Ten minutes after the final pitch, the fans were seated and the lights in the ballpark went out. An excited murmur went up through the crowd, and Ray sat down in one of the ADA seats at the top of section 76. He could feel the tangible anticipation in the air. He had always loved fireworks- just last year he had watched the Independence Day fireworks with Jan and some other friends from high school at Casco Bay. He knew when he drove home that night he’d see fireworks shooting up out of backyards, and he thought fondly of the fireworks display that Art Baker’s father was putting on.
The countdown to the fireworks began, and Ray heard a snide voice to his right. It was Gary Barkovitch. “We’re not allowed to sit down.”
Ray rolled his eyes and said, “Barkovitch, shut up and watch these fireworks with me.”
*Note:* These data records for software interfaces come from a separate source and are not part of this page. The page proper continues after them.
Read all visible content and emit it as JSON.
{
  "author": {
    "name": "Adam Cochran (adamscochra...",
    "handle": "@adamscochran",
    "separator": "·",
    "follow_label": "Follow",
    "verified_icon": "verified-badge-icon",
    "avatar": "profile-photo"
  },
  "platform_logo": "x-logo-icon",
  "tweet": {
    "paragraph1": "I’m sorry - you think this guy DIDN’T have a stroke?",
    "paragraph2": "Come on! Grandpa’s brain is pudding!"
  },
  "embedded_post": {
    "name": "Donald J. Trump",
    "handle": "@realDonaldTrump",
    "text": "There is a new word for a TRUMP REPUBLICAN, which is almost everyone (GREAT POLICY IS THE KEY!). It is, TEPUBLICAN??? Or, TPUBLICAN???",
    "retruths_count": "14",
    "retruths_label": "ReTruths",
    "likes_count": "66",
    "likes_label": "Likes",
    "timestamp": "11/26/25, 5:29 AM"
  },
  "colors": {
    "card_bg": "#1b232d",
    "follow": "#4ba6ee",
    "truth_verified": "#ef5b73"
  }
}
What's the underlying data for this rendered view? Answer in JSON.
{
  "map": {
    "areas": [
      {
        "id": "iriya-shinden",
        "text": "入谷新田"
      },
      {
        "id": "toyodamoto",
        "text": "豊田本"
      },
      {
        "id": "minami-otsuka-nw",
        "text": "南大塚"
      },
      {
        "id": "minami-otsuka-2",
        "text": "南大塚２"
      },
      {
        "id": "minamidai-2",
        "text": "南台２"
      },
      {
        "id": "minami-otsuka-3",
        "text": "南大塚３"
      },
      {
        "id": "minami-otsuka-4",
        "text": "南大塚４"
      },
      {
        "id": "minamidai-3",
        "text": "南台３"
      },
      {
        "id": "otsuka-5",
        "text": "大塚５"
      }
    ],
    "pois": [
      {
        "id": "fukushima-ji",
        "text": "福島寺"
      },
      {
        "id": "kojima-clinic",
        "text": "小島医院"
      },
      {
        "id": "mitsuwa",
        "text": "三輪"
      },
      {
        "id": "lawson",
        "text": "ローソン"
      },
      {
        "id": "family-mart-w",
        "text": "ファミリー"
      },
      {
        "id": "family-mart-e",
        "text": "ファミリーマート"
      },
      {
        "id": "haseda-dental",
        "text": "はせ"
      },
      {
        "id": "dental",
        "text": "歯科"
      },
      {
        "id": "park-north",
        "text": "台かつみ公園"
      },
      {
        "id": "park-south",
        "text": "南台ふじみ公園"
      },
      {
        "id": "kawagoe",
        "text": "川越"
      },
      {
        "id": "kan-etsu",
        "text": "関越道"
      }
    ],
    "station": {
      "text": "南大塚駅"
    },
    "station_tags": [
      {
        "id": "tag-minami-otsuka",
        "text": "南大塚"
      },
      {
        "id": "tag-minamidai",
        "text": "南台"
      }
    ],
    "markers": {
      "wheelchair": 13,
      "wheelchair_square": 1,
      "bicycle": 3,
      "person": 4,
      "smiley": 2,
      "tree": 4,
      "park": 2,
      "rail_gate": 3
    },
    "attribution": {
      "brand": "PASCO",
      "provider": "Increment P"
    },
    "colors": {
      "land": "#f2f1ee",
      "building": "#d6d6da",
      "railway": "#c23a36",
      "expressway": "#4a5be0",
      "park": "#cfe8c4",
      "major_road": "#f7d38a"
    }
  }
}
To his surprise, Barkovitch actually sat down, just as the countdown ended and the first firework shot up into the sky. A huge grin erupted over Ray’s face as he watched it erupt across the sky in glimmering red. He heard the whistle as the rockets were launched into the air, and then the popping as they exploded into red and green and gold and blue. He looked over, and Barkovitch’s face was twisted into an expression of glee as well.
He wondered what Pete thought, sitting down in the first row. He wished that it were Pete sitting next to him. He wanted to look over and see Pete’s reaction, see the fireworks reflected in his brown eyes. He wanted to feel the warmth of Pete’s arms against his, and to share this moment.
Ray was absolutely enraptured. Fireworks always brought out the little kid in him. He could watch a fireworks show every night and it would never get old. He thought about the people watching from their hotel balconies, and from the people at the bars across the street from Gate C. He thought about Cathy, Scramm’s wife, who owned one of those bars, and wondered if she was watching. He thought about Davidson out at the gate, and hoped he could see some of this too.
He had thought often about the absurdity of his job ever since he had started at Hadlock, but moments like this reminded him how special it was, too. Here were 40,000 people, sitting all together, their eyes on the sky.
The firework show went on for another ten minutes, and by the time the lights came back on a thick smoke had gathered over the outfield grass. Ray and Barkovitch got to their feet, and Barkovitch hurried over to his section. Ray looked after him. He’d have to tell Pete about what just happened, but he doubted Pete would believe it.
Ray said goodnight to fans as they left, and thanked them for coming out tonight. A lot of them had starry eyes, still wowed from the fireworks. But it was late, and they left quickly. Soon there were only a few stragglers, and Ray ambled down the steps towards Pete, to help him check the seats for lost belongings- phones and wallets and purses left behind by fans.
Pete smiled when he saw him. “What did you think?”
“They were amazing,” Ray answered.
“They put on a pretty good show,” Pete agreed.
“Barkovitch liked them, too.”
“Barkovitch?” Pete repeated, giving him an incredulous glance. “You’ve gotta be fucking with me.”
“No, I’m dead serious. He sat down and watched them with me!” he defended. “He might be a dick, but he’s mostly a normal guy.”
“Now I don’t know about all that, but I’ll take your word for it,” Pete said. “Wanna help me check these seats?”
“That’s why I came down,” Ray replied, and the two checked the rows of seats together, one by one, in companionable silence.